Hong Kong protesters march again against extradition bill

Hong Kong protesters march again against extradition bill

Agency News

Hong Kong, Jul 7: Thousands of protesters took to the streets again on Sunday to keep up the pressure on the Hong Kong government to withdraw the extradition bill.

The march was the first since the storming of Hong Kong’s legislature by protesters on July 1, a move that drew strong condemnation from the Chinese and Hong Kong governments.

The demonstrators compromising mostly of young people marched through shopping areas popular with Chinese tourists, before ending up at the West Kowloon station, a new high-speed railway station that connects the city with mainland China.

Apart from calling for the full withdrawal of the bill, which the government has suspended, the demands have broadened to include democratic reforms.

Tensions erupted on July 1, the anniversary of Hong Kong’s 1997 return from British to Chinese rule, when hundreds of angry protesters stormed and vandalised the legislature.

For nearly three weeks now, political tensions in Hong Kong have risen amid protests over an extradition bill that would have allowed some arrested in the city to be sent for trial in mainland China. The bill has since been suspended, but protesters have called for it to be withdrawn completely.

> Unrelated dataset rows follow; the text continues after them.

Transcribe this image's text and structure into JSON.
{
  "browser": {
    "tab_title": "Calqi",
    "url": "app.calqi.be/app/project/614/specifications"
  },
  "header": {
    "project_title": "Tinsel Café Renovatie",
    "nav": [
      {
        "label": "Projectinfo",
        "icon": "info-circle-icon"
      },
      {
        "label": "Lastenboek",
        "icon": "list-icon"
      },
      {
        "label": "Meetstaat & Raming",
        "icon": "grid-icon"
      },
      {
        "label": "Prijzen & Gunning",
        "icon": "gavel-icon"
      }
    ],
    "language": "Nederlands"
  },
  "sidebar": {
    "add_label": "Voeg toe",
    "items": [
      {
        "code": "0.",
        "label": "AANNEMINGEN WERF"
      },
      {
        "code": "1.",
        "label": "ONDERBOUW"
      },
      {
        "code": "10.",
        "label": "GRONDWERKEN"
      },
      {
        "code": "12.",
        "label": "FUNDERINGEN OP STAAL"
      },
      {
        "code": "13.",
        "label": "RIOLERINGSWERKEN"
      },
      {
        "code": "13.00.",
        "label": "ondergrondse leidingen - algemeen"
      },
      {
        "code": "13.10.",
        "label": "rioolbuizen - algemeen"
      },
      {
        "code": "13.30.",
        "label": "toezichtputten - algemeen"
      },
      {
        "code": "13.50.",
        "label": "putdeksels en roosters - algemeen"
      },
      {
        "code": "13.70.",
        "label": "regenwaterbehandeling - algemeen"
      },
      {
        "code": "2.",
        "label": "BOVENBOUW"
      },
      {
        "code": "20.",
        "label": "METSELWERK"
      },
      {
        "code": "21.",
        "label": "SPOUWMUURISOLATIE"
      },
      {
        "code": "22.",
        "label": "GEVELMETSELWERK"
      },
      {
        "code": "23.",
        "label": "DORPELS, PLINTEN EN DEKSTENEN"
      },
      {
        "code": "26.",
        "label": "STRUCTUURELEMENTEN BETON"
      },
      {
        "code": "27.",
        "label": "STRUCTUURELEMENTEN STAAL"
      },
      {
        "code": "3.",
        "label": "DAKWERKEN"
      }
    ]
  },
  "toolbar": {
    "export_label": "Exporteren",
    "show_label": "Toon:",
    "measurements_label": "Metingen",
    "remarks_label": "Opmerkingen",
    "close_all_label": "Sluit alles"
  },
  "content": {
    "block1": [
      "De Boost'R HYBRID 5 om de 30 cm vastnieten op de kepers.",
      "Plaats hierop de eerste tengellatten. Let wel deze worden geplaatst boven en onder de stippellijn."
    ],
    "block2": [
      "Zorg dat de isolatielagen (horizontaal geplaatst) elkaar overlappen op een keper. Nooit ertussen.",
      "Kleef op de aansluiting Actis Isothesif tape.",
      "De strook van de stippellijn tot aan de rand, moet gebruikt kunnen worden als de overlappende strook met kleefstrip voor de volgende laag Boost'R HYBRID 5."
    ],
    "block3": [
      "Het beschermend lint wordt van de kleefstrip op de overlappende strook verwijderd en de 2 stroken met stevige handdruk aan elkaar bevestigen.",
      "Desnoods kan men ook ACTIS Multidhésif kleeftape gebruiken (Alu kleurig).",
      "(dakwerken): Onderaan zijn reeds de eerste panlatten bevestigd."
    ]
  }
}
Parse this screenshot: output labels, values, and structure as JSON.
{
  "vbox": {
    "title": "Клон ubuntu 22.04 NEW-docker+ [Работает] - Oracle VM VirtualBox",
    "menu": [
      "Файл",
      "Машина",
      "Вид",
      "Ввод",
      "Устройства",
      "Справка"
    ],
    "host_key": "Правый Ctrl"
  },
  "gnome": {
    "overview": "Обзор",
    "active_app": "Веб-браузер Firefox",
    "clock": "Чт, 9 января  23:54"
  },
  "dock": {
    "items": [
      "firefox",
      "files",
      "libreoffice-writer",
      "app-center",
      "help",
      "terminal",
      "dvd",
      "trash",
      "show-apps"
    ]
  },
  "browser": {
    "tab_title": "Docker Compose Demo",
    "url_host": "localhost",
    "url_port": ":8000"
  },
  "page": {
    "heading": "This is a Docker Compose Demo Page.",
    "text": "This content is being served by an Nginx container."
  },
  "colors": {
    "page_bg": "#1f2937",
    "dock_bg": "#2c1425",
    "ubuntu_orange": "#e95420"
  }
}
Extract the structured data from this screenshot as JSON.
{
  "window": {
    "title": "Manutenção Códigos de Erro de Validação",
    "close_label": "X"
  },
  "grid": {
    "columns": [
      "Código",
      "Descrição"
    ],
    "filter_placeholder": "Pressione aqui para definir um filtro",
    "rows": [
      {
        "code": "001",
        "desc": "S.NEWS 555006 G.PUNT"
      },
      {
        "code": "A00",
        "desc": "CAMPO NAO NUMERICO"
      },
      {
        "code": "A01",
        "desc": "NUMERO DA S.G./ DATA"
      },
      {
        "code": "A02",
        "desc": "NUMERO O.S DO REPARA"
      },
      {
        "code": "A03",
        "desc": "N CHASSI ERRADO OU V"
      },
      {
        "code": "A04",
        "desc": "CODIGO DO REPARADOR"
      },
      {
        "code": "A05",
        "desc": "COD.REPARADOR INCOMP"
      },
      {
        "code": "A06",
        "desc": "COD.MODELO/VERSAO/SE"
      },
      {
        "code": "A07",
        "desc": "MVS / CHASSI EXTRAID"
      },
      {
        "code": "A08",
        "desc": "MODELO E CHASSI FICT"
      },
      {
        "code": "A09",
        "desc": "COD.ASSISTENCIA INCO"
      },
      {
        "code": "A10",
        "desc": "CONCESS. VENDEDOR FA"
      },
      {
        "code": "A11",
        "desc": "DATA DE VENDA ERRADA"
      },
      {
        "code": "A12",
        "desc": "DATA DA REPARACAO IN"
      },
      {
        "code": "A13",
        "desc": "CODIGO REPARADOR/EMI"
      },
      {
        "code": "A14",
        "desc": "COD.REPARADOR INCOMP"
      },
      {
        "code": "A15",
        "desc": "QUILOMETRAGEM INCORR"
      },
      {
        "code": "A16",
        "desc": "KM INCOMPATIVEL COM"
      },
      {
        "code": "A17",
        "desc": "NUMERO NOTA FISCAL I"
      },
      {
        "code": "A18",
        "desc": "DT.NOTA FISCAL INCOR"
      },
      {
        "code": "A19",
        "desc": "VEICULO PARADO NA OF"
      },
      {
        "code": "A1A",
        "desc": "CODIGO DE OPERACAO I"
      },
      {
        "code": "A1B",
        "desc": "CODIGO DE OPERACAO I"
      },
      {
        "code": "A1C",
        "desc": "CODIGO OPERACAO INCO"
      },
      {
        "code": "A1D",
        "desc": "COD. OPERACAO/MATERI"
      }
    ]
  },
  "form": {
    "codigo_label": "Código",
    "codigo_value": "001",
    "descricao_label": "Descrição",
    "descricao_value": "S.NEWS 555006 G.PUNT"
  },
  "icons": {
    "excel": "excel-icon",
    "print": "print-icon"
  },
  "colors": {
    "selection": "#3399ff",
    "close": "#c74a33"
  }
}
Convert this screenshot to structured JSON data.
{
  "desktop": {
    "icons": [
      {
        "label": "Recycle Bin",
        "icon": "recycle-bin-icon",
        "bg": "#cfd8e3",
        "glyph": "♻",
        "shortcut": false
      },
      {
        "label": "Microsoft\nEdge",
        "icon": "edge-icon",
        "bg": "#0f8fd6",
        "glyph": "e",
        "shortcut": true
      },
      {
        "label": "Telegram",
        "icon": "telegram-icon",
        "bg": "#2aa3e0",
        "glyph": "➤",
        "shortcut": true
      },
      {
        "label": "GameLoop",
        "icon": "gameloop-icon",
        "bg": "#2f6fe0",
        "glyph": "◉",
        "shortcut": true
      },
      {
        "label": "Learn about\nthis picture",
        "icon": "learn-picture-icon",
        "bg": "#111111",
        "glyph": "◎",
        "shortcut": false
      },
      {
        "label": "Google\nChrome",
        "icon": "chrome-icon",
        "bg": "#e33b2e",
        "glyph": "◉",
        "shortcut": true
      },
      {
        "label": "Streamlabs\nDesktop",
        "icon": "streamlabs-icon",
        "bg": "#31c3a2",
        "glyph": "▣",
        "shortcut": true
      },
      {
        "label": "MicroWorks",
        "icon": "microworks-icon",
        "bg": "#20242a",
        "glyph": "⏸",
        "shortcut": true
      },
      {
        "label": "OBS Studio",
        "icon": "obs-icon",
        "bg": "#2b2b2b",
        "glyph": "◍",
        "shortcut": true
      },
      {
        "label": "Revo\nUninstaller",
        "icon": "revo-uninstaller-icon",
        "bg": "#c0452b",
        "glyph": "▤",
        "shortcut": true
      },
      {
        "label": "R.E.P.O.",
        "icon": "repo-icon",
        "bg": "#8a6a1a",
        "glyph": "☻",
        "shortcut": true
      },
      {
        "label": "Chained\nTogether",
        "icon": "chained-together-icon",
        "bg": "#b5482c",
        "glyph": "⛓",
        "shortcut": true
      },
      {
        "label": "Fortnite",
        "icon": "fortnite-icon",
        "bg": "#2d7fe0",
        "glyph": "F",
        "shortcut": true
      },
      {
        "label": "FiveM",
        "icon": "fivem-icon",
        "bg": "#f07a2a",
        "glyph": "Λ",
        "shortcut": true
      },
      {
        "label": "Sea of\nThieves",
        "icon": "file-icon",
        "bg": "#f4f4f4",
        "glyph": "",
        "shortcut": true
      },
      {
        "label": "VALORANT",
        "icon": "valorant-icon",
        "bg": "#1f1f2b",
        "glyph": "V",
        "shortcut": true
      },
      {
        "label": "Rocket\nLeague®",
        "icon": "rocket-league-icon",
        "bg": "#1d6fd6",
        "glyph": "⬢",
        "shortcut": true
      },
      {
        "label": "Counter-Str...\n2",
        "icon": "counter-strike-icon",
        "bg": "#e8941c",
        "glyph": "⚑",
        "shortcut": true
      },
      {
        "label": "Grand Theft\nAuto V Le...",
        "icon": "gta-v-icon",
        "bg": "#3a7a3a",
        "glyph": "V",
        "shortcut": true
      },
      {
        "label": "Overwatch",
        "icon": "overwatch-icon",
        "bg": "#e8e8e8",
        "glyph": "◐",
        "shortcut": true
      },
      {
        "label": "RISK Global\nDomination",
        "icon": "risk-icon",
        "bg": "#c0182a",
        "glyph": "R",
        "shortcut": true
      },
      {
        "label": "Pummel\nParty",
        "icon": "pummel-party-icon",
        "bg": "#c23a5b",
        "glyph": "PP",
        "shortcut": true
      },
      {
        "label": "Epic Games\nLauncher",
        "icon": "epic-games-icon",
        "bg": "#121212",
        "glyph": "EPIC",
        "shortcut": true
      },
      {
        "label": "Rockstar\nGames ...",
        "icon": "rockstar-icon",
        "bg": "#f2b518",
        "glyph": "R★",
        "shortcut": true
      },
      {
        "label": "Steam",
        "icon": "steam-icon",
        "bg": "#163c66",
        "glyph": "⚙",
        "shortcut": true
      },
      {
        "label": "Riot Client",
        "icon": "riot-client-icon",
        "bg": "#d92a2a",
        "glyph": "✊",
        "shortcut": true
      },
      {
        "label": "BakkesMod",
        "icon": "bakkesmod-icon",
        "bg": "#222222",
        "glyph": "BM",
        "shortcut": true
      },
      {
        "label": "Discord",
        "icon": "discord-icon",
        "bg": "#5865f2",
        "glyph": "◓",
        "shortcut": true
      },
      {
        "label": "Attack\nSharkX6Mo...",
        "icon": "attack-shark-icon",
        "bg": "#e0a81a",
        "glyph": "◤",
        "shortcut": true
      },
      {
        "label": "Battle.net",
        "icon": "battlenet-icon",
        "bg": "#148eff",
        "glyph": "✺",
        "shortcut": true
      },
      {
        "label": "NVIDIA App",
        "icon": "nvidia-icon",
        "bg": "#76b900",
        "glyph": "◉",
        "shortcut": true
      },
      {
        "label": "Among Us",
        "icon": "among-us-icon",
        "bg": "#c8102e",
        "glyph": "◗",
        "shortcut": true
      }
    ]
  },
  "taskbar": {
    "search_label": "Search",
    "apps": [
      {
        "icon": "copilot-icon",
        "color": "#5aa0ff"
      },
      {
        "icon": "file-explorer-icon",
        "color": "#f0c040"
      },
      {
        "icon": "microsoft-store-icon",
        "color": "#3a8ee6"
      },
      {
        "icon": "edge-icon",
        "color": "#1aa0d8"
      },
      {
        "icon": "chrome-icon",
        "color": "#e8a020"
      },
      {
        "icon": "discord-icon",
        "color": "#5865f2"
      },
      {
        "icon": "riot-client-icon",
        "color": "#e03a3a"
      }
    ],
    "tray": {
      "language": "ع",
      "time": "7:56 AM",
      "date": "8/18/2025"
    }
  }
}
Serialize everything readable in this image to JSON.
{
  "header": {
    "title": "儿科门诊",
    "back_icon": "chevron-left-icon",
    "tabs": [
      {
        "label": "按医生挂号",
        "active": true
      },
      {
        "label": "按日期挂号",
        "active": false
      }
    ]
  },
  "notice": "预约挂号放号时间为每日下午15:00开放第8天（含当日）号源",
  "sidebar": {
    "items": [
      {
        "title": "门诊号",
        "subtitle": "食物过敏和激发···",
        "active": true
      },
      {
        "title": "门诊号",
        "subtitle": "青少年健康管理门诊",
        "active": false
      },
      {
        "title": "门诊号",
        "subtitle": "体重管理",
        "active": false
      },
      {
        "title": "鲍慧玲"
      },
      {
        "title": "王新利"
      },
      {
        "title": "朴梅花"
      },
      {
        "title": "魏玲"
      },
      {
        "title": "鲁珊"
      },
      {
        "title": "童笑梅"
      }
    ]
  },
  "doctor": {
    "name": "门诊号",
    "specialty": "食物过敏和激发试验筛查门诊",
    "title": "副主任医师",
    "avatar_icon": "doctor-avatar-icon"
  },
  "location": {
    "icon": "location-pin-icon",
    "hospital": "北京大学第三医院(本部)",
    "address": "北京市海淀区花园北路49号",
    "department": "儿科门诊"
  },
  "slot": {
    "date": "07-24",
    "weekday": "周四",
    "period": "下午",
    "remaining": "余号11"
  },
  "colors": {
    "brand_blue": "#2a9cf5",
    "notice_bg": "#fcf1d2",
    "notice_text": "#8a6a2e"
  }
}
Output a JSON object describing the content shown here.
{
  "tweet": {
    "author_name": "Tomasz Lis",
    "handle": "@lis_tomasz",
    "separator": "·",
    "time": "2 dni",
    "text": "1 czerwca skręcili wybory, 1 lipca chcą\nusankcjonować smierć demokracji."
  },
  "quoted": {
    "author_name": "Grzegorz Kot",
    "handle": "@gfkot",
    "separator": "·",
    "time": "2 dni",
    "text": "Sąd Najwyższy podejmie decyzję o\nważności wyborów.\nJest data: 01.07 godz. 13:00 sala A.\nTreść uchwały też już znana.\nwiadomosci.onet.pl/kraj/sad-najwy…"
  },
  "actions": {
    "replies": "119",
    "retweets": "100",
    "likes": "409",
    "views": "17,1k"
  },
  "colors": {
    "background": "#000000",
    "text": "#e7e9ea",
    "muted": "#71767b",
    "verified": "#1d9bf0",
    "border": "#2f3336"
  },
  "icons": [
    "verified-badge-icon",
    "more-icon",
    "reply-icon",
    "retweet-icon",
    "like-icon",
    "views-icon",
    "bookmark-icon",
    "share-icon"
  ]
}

Hong Kong was a British colony until 1997, when it became a special administrative region of China under a “one country, two systems” framework with the territory’s legal system independent from the rest of the country. Many citizens of the financial hub have expressed concern that their civil rights are slowly being eroded under Beijing. (UNI)